3. Swetz KM, Shanafelt TD, Drozdowicz LB, et al. Symptom burden, quality of life, and attitudes toward palliative care in patients with pulmonary arterial hypertension: Results from a cross-sectional patient survey. Journal of Heart and Lung Transplantation. 2012;31(10):1102-1108. doi:10.1016/j.healun.2012.08.010
4. Galiè N, Rubin L, Hoeper M, et al. Treatment of patients with mildly symptomatic pulmonary arterial hypertension with bosentan (EARLY study): a double-blind, randomised controlled trial.
The Lancet. 2008;371(9630):2093-2100. doi:10.1016/S0140-6736(08)60919-8
5. Galiè N, Channick RN, Frantz RP, et al. Risk stratification and medical therapy of pulmonary arterial hypertension. The European respiratory journal. 2019;53(1). doi:10.1183/13993003.01889-2018
6. Raina A, Humbert M. Risk assessment in pulmonary arterial hypertension. European Respiratory Review. 2016;25(142):390-398. doi:10.1183/16000617.0077-2016
7. Benza RL, Gomberg-Maitland M, Elliott CG, et al. Predicting Survival in Patients With Pulmonary Arterial Hypertension: The REVEAL Risk Score Calculator 2.0 and Comparison With ESC/ERS-Based Risk Assessment Strategies. Chest. 2019;156(2):323-337. doi:10.1016/j.chest.2019.02.004
8. Sitbon O, Morrell NW. Pathways in pulmonary arterial hypertension: The future is here. European Respiratory Review. 2012;21(126):321-327. doi:10.1183/09059180.00004812
9. Mitchell JA, Ahmetaj-Shala B, Kirkby NS, et al. Role of prostacyclin in pulmonary hypertension. Global Cardiology Science and Practice. 2014;2014(4):53. doi:10.5339/gcsp.2014.53
10. Bull T, Pugliese S. Clinical use of extended-release oral treprostinil in the treatment of pulmonary arterial hypertension. Integrated Blood Pressure Control. 2016;9:1. doi:10.2147/IBPC.S68230
11. Gaine S, McLaughlin V. Pulmonary arterial hypertension: Tailoring treatment to risk in the current era. European Respiratory Review. 2017;26(146). doi:10.1183/16000617.0095-2017
12. White RJ, Jerjes-Sanchez C, Meyer GMB, et al. Combination therapy with oral treprostinil for pulmonary arterial hypertension: A double-blind placebo-controlled clinical trial.
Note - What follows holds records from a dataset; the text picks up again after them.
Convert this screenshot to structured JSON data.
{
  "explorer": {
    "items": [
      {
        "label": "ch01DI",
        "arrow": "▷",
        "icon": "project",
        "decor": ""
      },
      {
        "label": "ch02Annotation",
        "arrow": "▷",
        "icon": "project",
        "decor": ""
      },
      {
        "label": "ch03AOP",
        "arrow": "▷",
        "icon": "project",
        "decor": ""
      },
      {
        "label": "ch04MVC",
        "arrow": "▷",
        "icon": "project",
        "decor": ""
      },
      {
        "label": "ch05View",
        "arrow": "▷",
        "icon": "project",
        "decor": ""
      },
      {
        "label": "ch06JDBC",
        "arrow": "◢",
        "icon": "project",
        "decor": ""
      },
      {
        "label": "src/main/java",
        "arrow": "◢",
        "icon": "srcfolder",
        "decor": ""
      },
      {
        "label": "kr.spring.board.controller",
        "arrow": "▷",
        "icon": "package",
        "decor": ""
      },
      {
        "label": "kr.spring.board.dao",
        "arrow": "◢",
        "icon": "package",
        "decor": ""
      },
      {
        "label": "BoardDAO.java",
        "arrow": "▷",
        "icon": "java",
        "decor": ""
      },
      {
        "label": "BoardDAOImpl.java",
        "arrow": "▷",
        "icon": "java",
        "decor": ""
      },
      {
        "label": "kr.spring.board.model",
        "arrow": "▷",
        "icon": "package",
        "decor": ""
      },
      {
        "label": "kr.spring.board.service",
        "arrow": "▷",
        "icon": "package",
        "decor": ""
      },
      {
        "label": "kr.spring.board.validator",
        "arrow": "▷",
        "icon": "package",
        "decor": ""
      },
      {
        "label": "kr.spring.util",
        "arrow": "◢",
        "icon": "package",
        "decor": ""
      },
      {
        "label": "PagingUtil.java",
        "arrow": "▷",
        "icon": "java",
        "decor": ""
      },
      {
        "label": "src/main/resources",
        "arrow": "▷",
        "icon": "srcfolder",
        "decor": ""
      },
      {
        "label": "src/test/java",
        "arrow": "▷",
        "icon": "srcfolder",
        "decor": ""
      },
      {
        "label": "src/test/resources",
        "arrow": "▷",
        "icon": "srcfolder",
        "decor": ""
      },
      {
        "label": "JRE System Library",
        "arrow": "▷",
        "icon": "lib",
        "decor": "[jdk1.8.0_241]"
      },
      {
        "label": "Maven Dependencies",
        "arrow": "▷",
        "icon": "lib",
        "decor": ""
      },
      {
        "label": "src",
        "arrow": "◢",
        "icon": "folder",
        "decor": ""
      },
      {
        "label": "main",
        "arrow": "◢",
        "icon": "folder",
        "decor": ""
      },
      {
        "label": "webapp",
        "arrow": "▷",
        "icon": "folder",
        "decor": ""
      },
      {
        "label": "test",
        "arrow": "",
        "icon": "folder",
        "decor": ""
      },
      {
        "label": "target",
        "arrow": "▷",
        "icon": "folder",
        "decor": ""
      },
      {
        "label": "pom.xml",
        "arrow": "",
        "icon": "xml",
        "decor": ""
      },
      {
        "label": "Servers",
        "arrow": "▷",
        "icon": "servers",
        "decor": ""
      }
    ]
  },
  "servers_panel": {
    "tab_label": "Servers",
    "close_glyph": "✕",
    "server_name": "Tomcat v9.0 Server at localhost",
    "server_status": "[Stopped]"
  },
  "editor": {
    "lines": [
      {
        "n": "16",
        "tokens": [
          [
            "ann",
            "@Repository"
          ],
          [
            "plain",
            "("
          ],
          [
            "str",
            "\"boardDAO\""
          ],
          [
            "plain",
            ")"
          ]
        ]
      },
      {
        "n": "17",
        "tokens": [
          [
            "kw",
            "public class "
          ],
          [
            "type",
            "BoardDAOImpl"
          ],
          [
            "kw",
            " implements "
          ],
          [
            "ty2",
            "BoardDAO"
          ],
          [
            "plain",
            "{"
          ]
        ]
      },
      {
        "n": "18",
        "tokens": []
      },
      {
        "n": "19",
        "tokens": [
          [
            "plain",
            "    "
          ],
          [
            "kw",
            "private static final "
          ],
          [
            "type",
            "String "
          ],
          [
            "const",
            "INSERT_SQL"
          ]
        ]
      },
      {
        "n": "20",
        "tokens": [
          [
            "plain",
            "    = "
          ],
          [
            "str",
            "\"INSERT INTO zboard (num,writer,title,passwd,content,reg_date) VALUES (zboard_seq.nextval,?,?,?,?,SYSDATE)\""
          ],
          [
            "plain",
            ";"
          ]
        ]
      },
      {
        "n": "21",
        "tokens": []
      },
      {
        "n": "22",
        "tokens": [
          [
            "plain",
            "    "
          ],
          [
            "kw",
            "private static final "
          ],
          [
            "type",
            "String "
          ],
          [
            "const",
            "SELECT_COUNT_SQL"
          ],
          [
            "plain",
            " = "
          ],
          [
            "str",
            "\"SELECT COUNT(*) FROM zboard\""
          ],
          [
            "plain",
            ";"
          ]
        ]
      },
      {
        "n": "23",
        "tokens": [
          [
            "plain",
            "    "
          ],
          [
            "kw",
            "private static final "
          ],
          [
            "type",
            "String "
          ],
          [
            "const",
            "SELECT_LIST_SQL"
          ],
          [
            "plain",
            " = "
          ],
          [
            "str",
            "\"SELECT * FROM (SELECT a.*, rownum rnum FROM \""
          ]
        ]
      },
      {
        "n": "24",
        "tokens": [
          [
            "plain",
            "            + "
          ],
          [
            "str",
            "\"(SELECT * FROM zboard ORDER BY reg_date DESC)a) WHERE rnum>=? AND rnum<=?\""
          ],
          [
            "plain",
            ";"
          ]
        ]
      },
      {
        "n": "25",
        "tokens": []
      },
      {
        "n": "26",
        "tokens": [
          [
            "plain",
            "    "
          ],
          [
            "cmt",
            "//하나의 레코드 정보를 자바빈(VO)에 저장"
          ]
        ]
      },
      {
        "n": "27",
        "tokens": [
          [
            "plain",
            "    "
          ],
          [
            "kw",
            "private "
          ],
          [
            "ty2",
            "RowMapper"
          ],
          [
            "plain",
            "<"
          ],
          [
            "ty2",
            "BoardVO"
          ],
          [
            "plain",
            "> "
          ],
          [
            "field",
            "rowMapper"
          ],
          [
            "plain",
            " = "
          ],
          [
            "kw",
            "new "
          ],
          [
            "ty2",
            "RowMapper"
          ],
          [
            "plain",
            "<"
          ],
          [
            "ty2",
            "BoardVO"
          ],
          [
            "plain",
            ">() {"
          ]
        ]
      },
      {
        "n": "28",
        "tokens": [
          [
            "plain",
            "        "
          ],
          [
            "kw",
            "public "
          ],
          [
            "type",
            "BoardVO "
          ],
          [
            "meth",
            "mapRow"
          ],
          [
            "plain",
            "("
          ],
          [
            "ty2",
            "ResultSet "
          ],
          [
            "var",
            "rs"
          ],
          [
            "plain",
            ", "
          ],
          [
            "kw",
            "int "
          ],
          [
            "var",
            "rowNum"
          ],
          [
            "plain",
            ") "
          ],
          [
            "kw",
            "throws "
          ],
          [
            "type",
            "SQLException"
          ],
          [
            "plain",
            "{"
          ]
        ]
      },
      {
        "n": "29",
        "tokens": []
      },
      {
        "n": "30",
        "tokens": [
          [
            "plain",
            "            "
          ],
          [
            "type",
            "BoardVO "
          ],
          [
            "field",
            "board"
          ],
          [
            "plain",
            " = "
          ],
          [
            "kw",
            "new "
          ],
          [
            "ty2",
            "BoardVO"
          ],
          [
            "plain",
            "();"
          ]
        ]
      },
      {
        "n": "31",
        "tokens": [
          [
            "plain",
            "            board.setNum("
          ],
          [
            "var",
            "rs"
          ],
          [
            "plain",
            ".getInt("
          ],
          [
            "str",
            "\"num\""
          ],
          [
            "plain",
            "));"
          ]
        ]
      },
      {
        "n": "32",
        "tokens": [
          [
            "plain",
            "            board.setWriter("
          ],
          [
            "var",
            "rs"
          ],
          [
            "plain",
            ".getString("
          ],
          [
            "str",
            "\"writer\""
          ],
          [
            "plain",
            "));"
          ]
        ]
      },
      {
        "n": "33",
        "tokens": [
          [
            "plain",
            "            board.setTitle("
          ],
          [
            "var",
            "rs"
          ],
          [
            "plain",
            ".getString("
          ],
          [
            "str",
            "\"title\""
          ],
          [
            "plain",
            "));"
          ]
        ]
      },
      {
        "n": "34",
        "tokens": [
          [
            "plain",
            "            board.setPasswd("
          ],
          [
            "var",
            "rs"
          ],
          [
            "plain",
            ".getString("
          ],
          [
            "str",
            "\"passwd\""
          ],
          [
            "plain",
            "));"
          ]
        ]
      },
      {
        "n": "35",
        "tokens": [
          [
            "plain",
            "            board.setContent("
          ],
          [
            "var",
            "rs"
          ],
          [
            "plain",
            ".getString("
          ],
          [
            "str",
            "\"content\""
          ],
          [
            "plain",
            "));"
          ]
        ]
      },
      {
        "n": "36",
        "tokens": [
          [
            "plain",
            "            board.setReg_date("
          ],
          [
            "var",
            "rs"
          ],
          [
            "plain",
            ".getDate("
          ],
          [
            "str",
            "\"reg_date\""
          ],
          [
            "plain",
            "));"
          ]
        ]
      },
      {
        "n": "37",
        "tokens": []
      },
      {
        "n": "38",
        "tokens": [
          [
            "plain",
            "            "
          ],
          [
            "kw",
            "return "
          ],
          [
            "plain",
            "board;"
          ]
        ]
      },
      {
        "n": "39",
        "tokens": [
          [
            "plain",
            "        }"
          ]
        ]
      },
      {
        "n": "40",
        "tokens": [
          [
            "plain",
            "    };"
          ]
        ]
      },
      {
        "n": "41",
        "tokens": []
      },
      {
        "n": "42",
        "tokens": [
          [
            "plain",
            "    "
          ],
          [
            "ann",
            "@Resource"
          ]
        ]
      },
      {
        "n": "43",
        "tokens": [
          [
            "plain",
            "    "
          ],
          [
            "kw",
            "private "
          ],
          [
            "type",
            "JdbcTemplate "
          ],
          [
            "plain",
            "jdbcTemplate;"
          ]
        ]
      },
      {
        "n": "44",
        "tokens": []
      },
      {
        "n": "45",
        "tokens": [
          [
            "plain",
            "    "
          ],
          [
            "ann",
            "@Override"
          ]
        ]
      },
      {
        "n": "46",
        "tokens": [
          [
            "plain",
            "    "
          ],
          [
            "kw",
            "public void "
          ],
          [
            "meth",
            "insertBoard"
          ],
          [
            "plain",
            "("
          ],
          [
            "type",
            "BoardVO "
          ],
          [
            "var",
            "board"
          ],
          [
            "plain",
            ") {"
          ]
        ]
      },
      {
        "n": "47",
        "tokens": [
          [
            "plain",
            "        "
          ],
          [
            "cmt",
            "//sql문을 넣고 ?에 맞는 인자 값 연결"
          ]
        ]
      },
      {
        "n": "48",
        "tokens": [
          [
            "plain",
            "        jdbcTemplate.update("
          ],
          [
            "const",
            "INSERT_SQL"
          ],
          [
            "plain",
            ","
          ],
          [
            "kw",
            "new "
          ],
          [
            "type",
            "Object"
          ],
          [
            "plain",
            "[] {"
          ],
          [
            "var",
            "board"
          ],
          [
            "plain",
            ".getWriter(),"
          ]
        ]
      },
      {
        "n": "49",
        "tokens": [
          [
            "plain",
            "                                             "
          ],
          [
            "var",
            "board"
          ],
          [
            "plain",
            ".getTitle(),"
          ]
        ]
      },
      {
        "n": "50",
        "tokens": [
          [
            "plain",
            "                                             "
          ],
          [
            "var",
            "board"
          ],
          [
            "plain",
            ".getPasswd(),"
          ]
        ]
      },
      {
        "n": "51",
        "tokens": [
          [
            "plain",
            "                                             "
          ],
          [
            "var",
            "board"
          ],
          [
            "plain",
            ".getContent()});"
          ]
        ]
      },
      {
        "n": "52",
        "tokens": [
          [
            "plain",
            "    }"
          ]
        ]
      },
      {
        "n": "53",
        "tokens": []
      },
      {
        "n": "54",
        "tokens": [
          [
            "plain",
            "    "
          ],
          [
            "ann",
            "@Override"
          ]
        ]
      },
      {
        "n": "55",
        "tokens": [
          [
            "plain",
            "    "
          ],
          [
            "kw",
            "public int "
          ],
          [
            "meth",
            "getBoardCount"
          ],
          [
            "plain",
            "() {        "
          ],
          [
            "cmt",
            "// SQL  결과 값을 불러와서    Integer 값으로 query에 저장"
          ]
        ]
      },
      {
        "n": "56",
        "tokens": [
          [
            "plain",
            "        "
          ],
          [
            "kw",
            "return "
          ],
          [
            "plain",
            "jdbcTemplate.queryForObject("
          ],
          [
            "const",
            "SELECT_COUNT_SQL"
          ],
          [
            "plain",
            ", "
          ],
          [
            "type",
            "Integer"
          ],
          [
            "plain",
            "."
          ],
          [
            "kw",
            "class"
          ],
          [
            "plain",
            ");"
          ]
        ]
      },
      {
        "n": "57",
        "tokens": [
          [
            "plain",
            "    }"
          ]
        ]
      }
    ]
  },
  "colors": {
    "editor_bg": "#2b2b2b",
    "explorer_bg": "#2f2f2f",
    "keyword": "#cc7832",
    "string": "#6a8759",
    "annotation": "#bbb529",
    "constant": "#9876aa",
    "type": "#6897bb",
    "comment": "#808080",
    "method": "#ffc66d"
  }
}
American Journal of Respiratory and Critical Care Medicine. 2020;201(6):707-717. doi:10.1164/rccm.201908-1640OC
13. Chakinala MM, Feldman JP, Rischard F, et al. Transition from parenteral to oral treprostinil in pulmonary arterial hypertension. Journal of Heart and Lung Transplantation. 2017;36(2):193-201. doi:10.1016/j.healun.2016.06.019
14. Kingman M, Archer-Chicko C, Bartlett M, Beckmann J, Hohsfield R, Lombardi S. Management of prostacyclin side effects in adult patients with pulmonary arterial hypertension. Pulmonary circulation. 2017;7(3):598-608. doi:10.1177/2045893217719250